Canon Frederick Kill Harford and the Guild of St Cecilia
Type of Spiritual Experience
A description of the experience
The Music Therapy Profession in Modern Britain – Dr Helen Tyler [in Music as Medicine]
Canon Frederick Kill Harford (1832-1906) … formed a group of 'musician healers' which he named the Guild of St Cecilia
Harford, an accomplished musician, composer, hymn-writer and Minor Canon at Westminster Abbey, had a conviction that music could be an effective form of treatment for certain medical conditions. He devised and carried out some experiments on his own and then set about publicizing and promoting his ideas. He used both the medical and the musical press, his first articles appearing in The Lancet and The Magazine of Music.
In these, he described an occasion where he had successfully used soothing music and a sacred text to induce sleep in an elderly-sick woman. His hypothesis was that music could alleviate pain and relieve anxiety, thus having a sedative effect. He appealed to professional musicians to make themselves available to perform for patients and to doctors to take part in some trials in order to test his theories.
In response to these articles, sufficient musicians came to the first rehearsal in 1891, to enable Harford to form the Guild of St Cecilia, which consisted of a group of violinists and female singers. His plan was that, after rehearsing music composed or arranged by him, the Guild would be available to travel to any hospital in London when requested by a doctor. The musicians would be paid for their work, with double fees after midnight. Harford considered it to be essential that the patients should not see the musicians or have any contact with them, so the music would be played from behind a screen or in an adjacent room. Furthermore, he planned to use the newly-invented telephone system as a means of relaying live music to more than one hospital at a time and, eventually, to extend the service to the whole country. A series of experiments was then carried out in which selected patients were treated with music, under the supervision of a doctor, and then interviewed by Harford.
He wrote up the results in the medical press. Patients told him that they felt better or were soothed, and one depressed patient reportedly spoke for the first time in two weeks after hearing the music.

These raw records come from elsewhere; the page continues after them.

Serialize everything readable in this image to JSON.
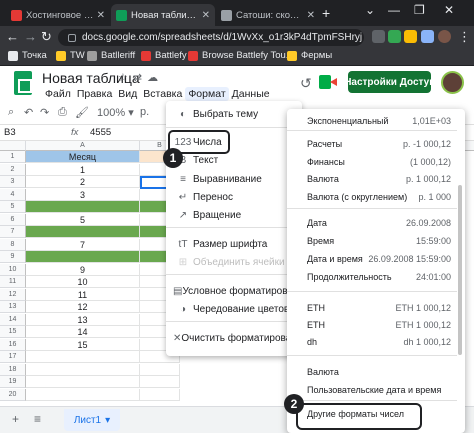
{
  "browser": {
    "tabs": [
      {
        "title": "Хостинговое сообщество",
        "favicon_color": "#e53935"
      },
      {
        "title": "Новая таблица - Google Таблицы",
        "favicon_color": "#0f9d58"
      },
      {
        "title": "Сатоши: сколько Сатоши",
        "favicon_color": "#9aa0a6"
      }
    ],
    "url": "docs.google.com/spreadsheets/d/1WvXx_o1r3kP4dTpmFSHryj",
    "bookmarks": [
      {
        "label": "Точка",
        "color": "#e8eaed"
      },
      {
        "label": "TW",
        "color": "#ffca28"
      },
      {
        "label": "Batlleriff",
        "color": "#9e9e9e"
      },
      {
        "label": "Battlefy",
        "color": "#e53935"
      },
      {
        "label": "Browse Battlefy Tou...",
        "color": "#e53935"
      },
      {
        "label": "Фермы",
        "color": "#ffca28"
      }
    ]
  },
  "sheet": {
    "title": "Новая таблица",
    "menu": [
      "Файл",
      "Правка",
      "Вид",
      "Вставка",
      "Формат",
      "Данные"
    ],
    "share_label": "Настройки Доступа",
    "cell_ref": "B3",
    "fx": "fx",
    "formula_value": "4555",
    "columns": [
      "A",
      "B"
    ],
    "header_cell": "Месяц",
    "rows": [
      {
        "num": "1",
        "a": "Месяц",
        "style": "hdr"
      },
      {
        "num": "2",
        "a": "1",
        "style": ""
      },
      {
        "num": "3",
        "a": "2",
        "style": ""
      },
      {
        "num": "4",
        "a": "3",
        "style": ""
      },
      {
        "num": "5",
        "a": "",
        "style": "green"
      },
      {
        "num": "6",
        "a": "5",
        "style": ""
      },
      {
        "num": "7",
        "a": "",
        "style": "green"
      },
      {
        "num": "8",
        "a": "7",
        "style": ""
      },
      {
        "num": "9",
        "a": "",
        "style": "green"
      },
      {
        "num": "10",
        "a": "9",
        "style": ""
      },
      {
        "num": "11",
        "a": "10",
        "style": ""
      },
      {
        "num": "12",
        "a": "11",
        "style": ""
      },
      {
        "num": "13",
        "a": "12",
        "style": ""
      },
      {
        "num": "14",
        "a": "13",
        "style": ""
      },
      {
        "num": "15",
        "a": "14",
        "style": ""
      },
      {
        "num": "16",
        "a": "15",
        "style": ""
      },
      {
        "num": "17",
        "a": "",
        "style": ""
      },
      {
        "num": "18",
        "a": "",
        "style": ""
      },
      {
        "num": "19",
        "a": "",
        "style": ""
      },
      {
        "num": "20",
        "a": "",
        "style": ""
      }
    ],
    "sheet_tab": "Лист1"
  },
  "format_menu": {
    "items": [
      {
        "label": "Выбрать тему",
        "icon": "◐",
        "disabled": false
      },
      {
        "label": "Числа",
        "icon": "123",
        "disabled": false
      },
      {
        "label": "Текст",
        "icon": "B",
        "disabled": false
      },
      {
        "label": "Выравнивание",
        "icon": "≡",
        "disabled": false
      },
      {
        "label": "Перенос",
        "icon": "↵",
        "disabled": false
      },
      {
        "label": "Вращение",
        "icon": "↗",
        "disabled": false
      },
      {
        "label": "Размер шрифта",
        "icon": "tT",
        "disabled": false
      },
      {
        "label": "Объединить ячейки",
        "icon": "⊞",
        "disabled": true
      },
      {
        "label": "Условное форматирование",
        "icon": "▤",
        "disabled": false
      },
      {
        "label": "Чередование цветов",
        "icon": "◑",
        "disabled": false
      },
      {
        "label": "Очистить форматирование",
        "icon": "✕",
        "disabled": false
      }
    ]
  },
  "number_menu": {
    "items": [
      {
        "label": "Экспоненциальный",
        "value": "1,01E+03"
      },
      {
        "label": "Расчеты",
        "value": "р. -1 000,12"
      },
      {
        "label": "Финансы",
        "value": "(1 000,12)"
      },
      {
        "label": "Валюта",
        "value": "р. 1 000,12"
      },
      {
        "label": "Валюта (с округлением)",
        "value": "р. 1 000"
      },
      {
        "label": "Дата",
        "value": "26.09.2008"
      },
      {
        "label": "Время",
        "value": "15:59:00"
      },
      {
        "label": "Дата и время",
        "value": "26.09.2008 15:59:00"
      },
      {
        "label": "Продолжительность",
        "value": "24:01:00"
      },
      {
        "label": "ETH",
        "value": "ETH 1 000,12"
      },
      {
        "label": "ETH",
        "value": "ETH 1 000,12"
      },
      {
        "label": "dh",
        "value": "dh 1 000,12"
      },
      {
        "label": "Валюта",
        "value": ""
      },
      {
        "label": "Пользовательские дата и время",
        "value": ""
      },
      {
        "label": "Другие форматы чисел",
        "value": ""
      }
    ]
  },
  "steps": {
    "one": "1",
    "two": "2"
  }
}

………….. Harford continued with his experiments, extending his repertoire to include lively 'stimulative' music as well as calming 'sedative' music. He again questioned the patients to see which treatment was most effective and wrote up the findings. The results were mixed and Harford admitted that he did not have enough information to draw any firm conclusions. The first patients to receive the treatment were those with 'nervous' conditions; a further development was to treat victims of a scarlet fever epidemic in 1892, using specially trained medical personnel to supply the music so as to avoid infecting the musicians.
Again, responses varied. One doctor claimed that music had reduced the patients' fevers,' while an editorial in The Musical Times ridiculed the idea.
The Guild continued for several more years, but the increasing costs of providing the service and the poor health of its founder prevented it from developing further and, when Harford died in 1906, it soon faded away. An editorial in the British Medical Journal acknowledged that the Guild had been useful in some areas, particularly in reducing fever and calming patients, but doubted that music could ever become a recognized form of treatment. It concluded:
'The St Cecilia Guild- excellent as their intentions were – worked somewhat fitfully and aimed too high’. [sic]
The source of the experienceSaint Cecilia
Concepts, symbols and science items
Activities and commonsteps
Sleep deprivation, insomnia and mental exhaustion